The rating agency in October raised its outlook on Sri Lanka’s credit rating to positive from stable. The nation has a long-term foreign currency debt rating of B (financial situation varies noticeably), five levels below its highest investment grade of AAA.
Sri Lanka also had its outlook revised to stable from negative on Oct. 9 by Fitch Ratings. Which affirmed the country’s rating at B+, its fourth-highest non- investment grade
“The balance of payments crisis is behind us and the reserve position is stable,” Agost Bernard, S&P’s Singapore- based associate director, was quoted as saying. “The positive outlook means that the most likely outcome in the next move is for the rating going up.”
Sri Lanka is making concerted efforts at increasing its credit ratings. The Assistant Governor of the Central Bank Assistant Governor C.J.P. Siriwardena, speaking to the same news agency said Sri Lanka will next month choose an advisor from among six international banks to help the island improve its credit ratings.“We will be approaching the rating agencies with the selected advisor”.
Meanwhile, the country is already beginning to take advantage of the liquidity boon of $408 million granted by the IMF by lining up a dollar bond issue due at the end of this year.

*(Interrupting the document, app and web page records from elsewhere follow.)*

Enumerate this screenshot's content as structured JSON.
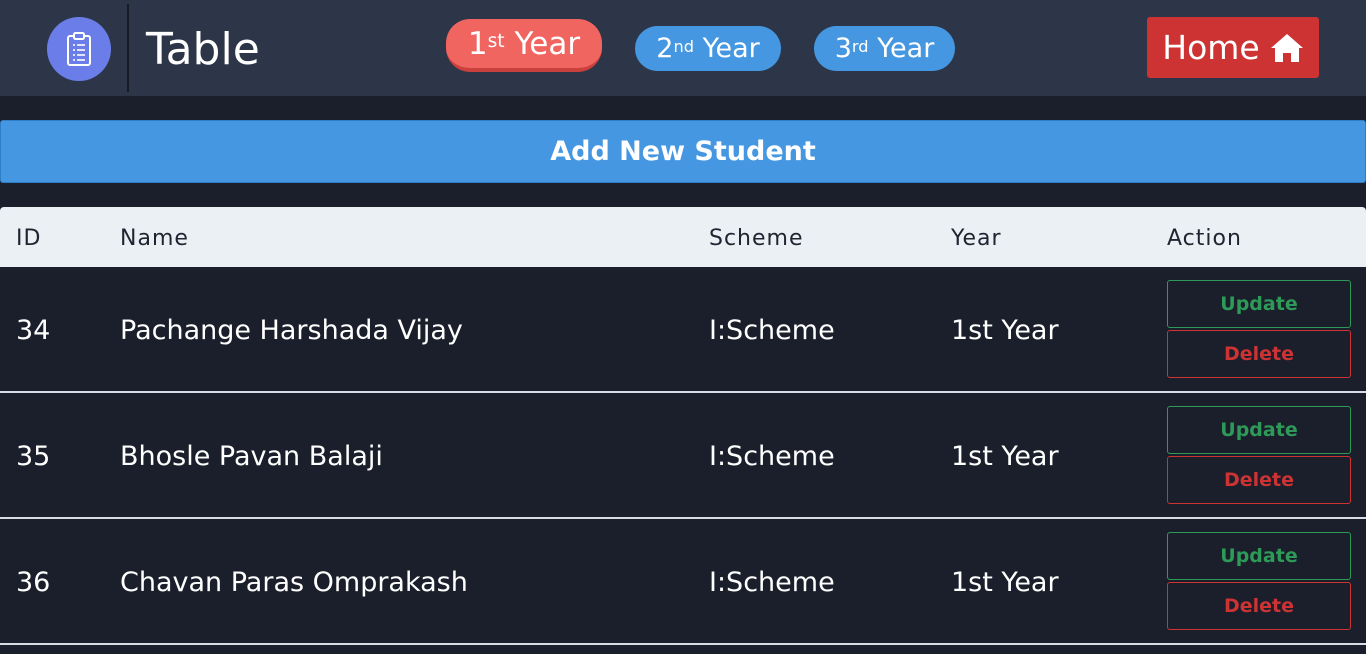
{
  "brand": {
    "title": "Table",
    "icon": "clipboard-icon"
  },
  "nav": {
    "years": [
      {
        "base": "1",
        "suffix": "st",
        "word": " Year",
        "active": true
      },
      {
        "base": "2",
        "suffix": "nd",
        "word": " Year",
        "active": false
      },
      {
        "base": "3",
        "suffix": "rd",
        "word": " Year",
        "active": false
      }
    ],
    "home_label": "Home",
    "home_icon": "home-icon"
  },
  "add_button_label": "Add New Student",
  "table": {
    "headers": {
      "id": "ID",
      "name": "Name",
      "scheme": "Scheme",
      "year": "Year",
      "action": "Action"
    },
    "rows": [
      {
        "id": "34",
        "name": "Pachange Harshada Vijay",
        "scheme": "I:Scheme",
        "year": "1st Year",
        "update_label": "Update",
        "delete_label": "Delete"
      },
      {
        "id": "35",
        "name": "Bhosle Pavan Balaji",
        "scheme": "I:Scheme",
        "year": "1st Year",
        "update_label": "Update",
        "delete_label": "Delete"
      },
      {
        "id": "36",
        "name": "Chavan Paras Omprakash",
        "scheme": "I:Scheme",
        "year": "1st Year",
        "update_label": "Update",
        "delete_label": "Delete"
      }
    ]
  },
  "colors": {
    "background": "#1b1f2b",
    "navbar": "#2d3648",
    "active_pill": "#f06560",
    "pill": "#4497e0",
    "home": "#cd3333",
    "update": "#2d9a58",
    "delete": "#cd3333"
  }
}
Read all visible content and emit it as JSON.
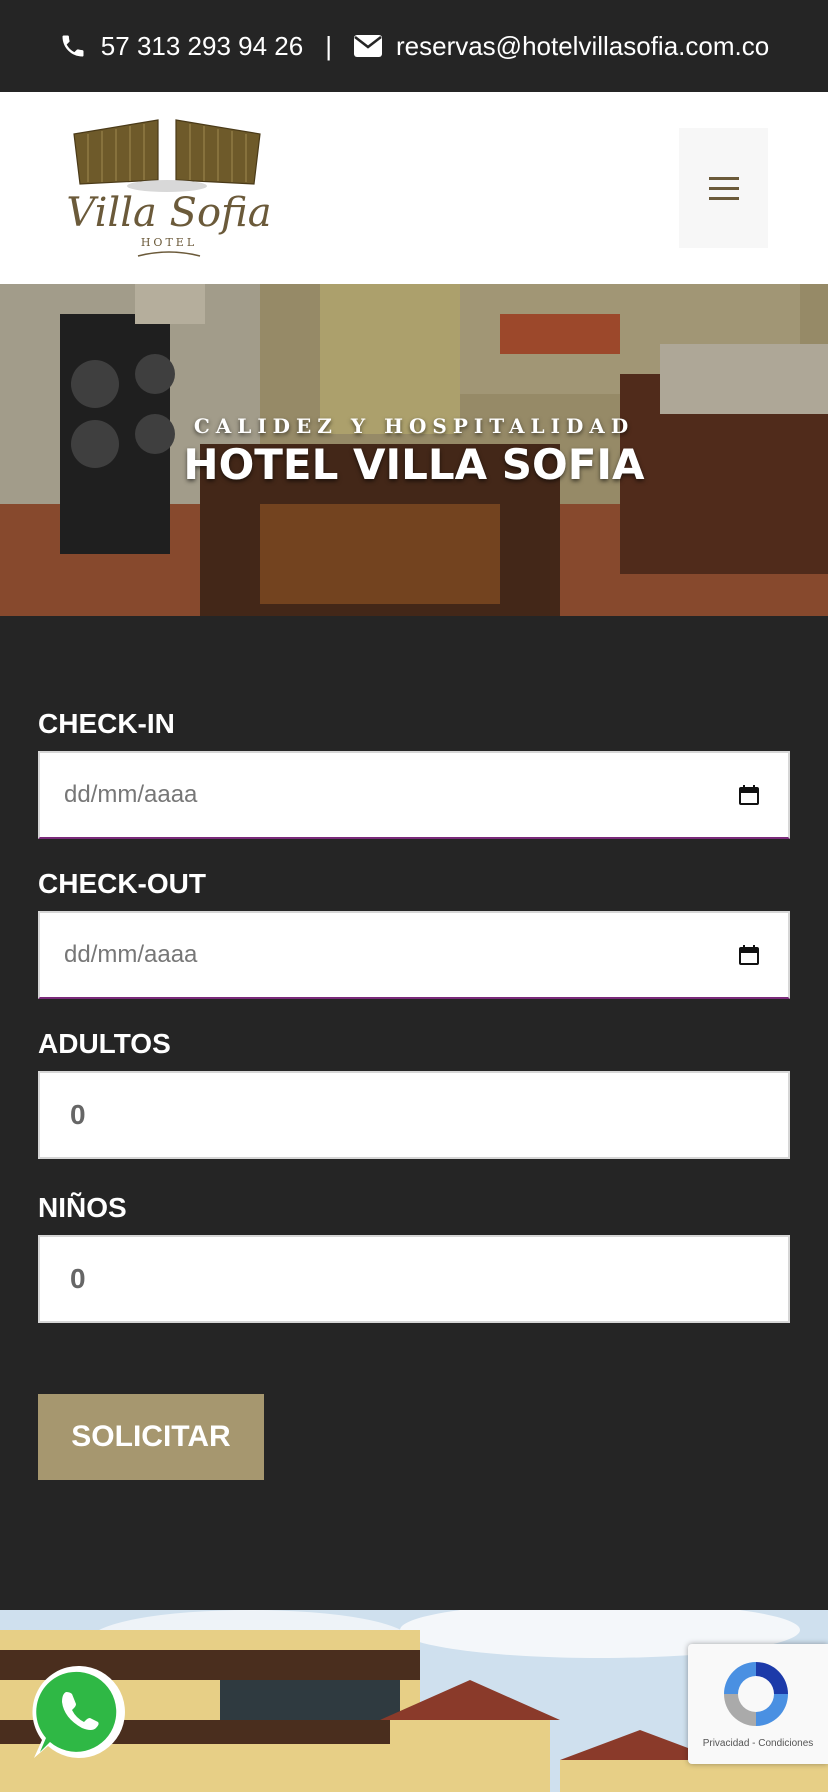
{
  "topbar": {
    "phone": "57 313 293 94 26",
    "separator": "|",
    "email": "reservas@hotelvillasofia.com.co"
  },
  "header": {
    "logo_icons": [
      "gate-logo"
    ],
    "menu_icon": "hamburger-icon"
  },
  "hero": {
    "subtitle": "CALIDEZ Y HOSPITALIDAD",
    "title": "HOTEL VILLA SOFIA"
  },
  "form": {
    "checkin_label": "CHECK-IN",
    "checkin_placeholder": "dd/mm/aaaa",
    "checkout_label": "CHECK-OUT",
    "checkout_placeholder": "dd/mm/aaaa",
    "adults_label": "ADULTOS",
    "adults_value": "0",
    "children_label": "NIÑOS",
    "children_value": "0",
    "submit_label": "SOLICITAR"
  },
  "recaptcha": {
    "footer_text": "Privacidad - Condiciones"
  },
  "colors": {
    "background": "#252525",
    "button": "#a6976f",
    "brand_brown": "#6b5a3a"
  }
}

Sri Lanka has sold $500 of US dollar bonds in October 2007 and October 2009. Last October’s issue was oversubscribed by 13 times due to the high yeild which was 5.06 percentage greater than similar maturity US Treasury bonds.